This article is my first one on Groklaw. I really wanted to express my feelings about the whole story concerning Novell’s fork. And by the way, are they really forking? There are still several engineers from Novell out there on our mailing lists, and I wish we can still work with them. Yet Michael Meeks’s move essentially turned Novell contributors into read-only members of OpenOffice.org.
Anyway, here’s the summarized version of the article; ever since Novell signed their agreement with Microsoft, they became weird and started to do all kinds of oddities. It’s a pity, but it seems we can do nothing about it. So at some point, they started to become divisive in their politics and emphasize the JCA and Sun as being a major issue of the project. I am however shocked by Michael Meeks’ hypocrisy on all this: he’s still working for the sole company pretending to be an Open Source player but gleefully developing implementations of Microsoft technologies before the rest of the industry even starts to think about it. Should the term « proactive competitors » apply here?
What should be noted here is the essential difference between Novell’s overall strategy and the Samba approach of the problem. Samba is solving a crucial compatibility problem by developing a technology communicating with the existing Microsoft world. Novell, through Mono, Silverlight and the OOXML plugin implements Microsoft technologies even before they become dominant. This double difference (direct implementation of Microsoft technologies and early support of them on the market) bears a name: gleefully partnering with Microsoft.
I pretty much see what Novell’s initial reasoning was behind all this: let the crazies go to the FSF (that much would tell a lot about their whole perception of Free Software) while we are the reasonable, responsible guys out there who truly understood Linux in the enterprise. That could fly but not if all what you’re doing is disrupting the community and several FOSS projects while partnering with Microsoft on intellectual property and implementing technologies that are riddled with patents.
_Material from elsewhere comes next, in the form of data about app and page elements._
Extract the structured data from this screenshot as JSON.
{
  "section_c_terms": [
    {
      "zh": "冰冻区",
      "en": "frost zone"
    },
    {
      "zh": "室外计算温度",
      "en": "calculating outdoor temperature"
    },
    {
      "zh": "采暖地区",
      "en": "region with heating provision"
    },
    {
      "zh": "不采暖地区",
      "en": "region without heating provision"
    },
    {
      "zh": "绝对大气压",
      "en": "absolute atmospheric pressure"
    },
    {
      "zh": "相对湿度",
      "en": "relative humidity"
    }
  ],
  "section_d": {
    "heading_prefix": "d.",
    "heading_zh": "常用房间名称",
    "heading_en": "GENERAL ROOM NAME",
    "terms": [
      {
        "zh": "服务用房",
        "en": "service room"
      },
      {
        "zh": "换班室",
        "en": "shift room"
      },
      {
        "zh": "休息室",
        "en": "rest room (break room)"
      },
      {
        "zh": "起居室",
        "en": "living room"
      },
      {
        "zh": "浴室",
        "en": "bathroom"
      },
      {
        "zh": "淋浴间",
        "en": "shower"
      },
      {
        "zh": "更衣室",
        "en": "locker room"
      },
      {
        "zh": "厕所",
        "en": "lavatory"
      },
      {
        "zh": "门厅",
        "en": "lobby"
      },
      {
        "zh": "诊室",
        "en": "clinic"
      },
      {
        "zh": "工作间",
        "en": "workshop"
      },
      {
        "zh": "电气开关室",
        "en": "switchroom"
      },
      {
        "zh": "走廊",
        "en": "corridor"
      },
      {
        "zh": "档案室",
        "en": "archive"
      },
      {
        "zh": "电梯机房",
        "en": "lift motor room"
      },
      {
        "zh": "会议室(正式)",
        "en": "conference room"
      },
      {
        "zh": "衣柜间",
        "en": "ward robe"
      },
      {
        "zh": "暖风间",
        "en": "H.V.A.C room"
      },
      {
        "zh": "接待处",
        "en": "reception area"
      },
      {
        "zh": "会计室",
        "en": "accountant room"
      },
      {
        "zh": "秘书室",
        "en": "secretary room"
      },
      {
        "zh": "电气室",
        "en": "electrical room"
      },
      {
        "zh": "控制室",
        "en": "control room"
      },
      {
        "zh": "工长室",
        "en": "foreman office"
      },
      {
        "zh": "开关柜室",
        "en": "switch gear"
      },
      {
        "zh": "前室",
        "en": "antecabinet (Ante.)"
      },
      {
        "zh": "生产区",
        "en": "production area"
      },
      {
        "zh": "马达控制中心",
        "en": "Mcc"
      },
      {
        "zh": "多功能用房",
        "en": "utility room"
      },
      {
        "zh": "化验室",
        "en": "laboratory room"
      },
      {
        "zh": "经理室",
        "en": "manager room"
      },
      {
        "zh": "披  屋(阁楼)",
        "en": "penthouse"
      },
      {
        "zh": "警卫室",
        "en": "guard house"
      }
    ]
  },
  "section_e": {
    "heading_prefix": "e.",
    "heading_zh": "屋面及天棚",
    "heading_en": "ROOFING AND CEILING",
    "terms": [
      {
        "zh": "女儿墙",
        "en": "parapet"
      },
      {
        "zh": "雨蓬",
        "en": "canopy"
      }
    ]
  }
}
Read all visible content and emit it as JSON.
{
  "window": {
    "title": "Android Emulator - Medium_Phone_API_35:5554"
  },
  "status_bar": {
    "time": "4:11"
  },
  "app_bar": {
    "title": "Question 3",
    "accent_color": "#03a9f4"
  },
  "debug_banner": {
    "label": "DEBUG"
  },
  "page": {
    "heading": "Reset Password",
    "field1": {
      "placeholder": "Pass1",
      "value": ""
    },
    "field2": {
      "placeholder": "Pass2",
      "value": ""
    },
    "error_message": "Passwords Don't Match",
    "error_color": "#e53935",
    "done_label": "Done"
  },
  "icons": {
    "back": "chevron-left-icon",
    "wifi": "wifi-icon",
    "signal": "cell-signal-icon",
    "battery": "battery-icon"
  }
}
That’s Novell number one problem. And as I wrote on Groklaw, Novell remains silent as a grave about their engineers’ actions. Interesting but odd.